  • excellent battery life. I’ve rarely seen it below 50% even after 2/3 days of useage. It’s so reassuring to have a phone that even if the battery is sitting at say 40%, you can head out and not have to worry one jot about charging it until later in the day…and I mean “later” in the day.
  • the camera is okay dokay and it certainly helps having a flash. Perfectly adequate for some decent off the cuff snaps and it’s better than that on the Hero.
  • the optical d-pad thingy is great to use, you can fair zoom around and it’s accurate too.
  • it’s a low maintenance device, aside from the initial setting up and getting it running the way you like there’s not much you have to worry about. I’ve only had to pull the battery out once and that was following a 3rd party application installation that went awry.
  • signal strength is good
  • it’s a jolly good phone, voice calls are clear and crisp
  • I like the buttons at the top of the phone, especially the one to lock and unlock the screen and also like the dedicated camera launch button bottom right hand corner.
  • having a keyboard is not only good for bashing out texts and stuff but the BB utilises it in a very positive manner by adding loads, and I mean loads of shortcuts, the majority of which I am still discovering on a daily basis. It mimics the original Treo 650 and takes it to the next level. Thus, with the optical d-pad, it is phone that is easy and quick to use. Navigating around it is therefore a cinch.

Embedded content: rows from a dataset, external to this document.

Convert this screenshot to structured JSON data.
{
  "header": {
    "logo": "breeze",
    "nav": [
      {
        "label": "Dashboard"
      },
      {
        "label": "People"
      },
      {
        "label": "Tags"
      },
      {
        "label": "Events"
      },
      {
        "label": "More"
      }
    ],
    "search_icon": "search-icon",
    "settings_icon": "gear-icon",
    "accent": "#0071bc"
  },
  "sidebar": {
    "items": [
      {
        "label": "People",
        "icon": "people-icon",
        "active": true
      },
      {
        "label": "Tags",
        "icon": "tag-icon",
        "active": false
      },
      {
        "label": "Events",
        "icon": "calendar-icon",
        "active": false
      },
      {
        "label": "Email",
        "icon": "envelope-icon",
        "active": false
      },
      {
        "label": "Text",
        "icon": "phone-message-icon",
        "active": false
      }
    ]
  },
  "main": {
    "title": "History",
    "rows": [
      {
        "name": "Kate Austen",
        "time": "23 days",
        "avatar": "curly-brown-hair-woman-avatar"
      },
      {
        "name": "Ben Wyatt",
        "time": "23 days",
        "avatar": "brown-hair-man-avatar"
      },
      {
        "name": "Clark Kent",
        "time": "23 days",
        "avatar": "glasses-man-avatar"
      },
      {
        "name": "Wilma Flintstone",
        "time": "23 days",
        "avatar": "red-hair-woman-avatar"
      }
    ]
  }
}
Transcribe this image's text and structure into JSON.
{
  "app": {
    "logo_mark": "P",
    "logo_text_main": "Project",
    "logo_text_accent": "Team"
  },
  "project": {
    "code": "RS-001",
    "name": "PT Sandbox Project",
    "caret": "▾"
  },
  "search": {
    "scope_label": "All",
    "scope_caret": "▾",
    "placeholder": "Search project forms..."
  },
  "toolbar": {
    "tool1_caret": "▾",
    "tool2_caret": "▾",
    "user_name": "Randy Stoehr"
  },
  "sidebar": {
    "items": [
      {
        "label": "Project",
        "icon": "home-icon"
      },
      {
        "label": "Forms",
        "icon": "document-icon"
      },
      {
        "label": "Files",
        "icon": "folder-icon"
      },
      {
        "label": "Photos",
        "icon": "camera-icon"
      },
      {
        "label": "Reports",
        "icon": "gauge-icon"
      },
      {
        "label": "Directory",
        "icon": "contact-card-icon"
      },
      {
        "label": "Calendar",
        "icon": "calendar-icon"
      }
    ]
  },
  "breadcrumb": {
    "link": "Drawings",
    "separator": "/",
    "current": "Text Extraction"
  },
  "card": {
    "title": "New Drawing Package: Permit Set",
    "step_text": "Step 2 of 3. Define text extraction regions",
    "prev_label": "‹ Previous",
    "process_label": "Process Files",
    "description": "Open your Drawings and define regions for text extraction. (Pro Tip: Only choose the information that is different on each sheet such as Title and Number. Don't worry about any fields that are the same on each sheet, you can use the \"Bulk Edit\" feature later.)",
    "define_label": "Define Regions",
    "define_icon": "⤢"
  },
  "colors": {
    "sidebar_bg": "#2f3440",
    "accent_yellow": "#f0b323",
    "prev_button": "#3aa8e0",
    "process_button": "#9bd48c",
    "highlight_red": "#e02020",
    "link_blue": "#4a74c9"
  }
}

  • As a mac user at home, I love the RIM desktop syncing software. It is so good to have access to an app that backs up your stuff and from which you can install applications which are two of the things I really missed when I had the Curve 8900, prior to the RIM software being available.
  • I’ve found some very good 3rd party software to cover off my basic needs such as BerryWeather, TweetGenius, the free Bloomberg finance application, SafeWallet and PodTrapper. There are other apps out there that could also do a job for me but I prefer to have their equivalents on my iPod Touch. Those of you, however, who are iPhoners may struggle to replicate full functionality.
  • the screen is super sharp and is good for viewing pictures and the odd video. It may be small but it’s perfectly formed. Having a device that is the classic Treo of old form factor with the bonus of a modern hi-res screen is great.

It’s all mostly very good but I am left with this odd feeling of a high competence level that is all a little soul-less, it’s all super-functional but a little uninvolving. I don’t even know what I mean when I say that to be honest, it’s just a gut feeling I get from it.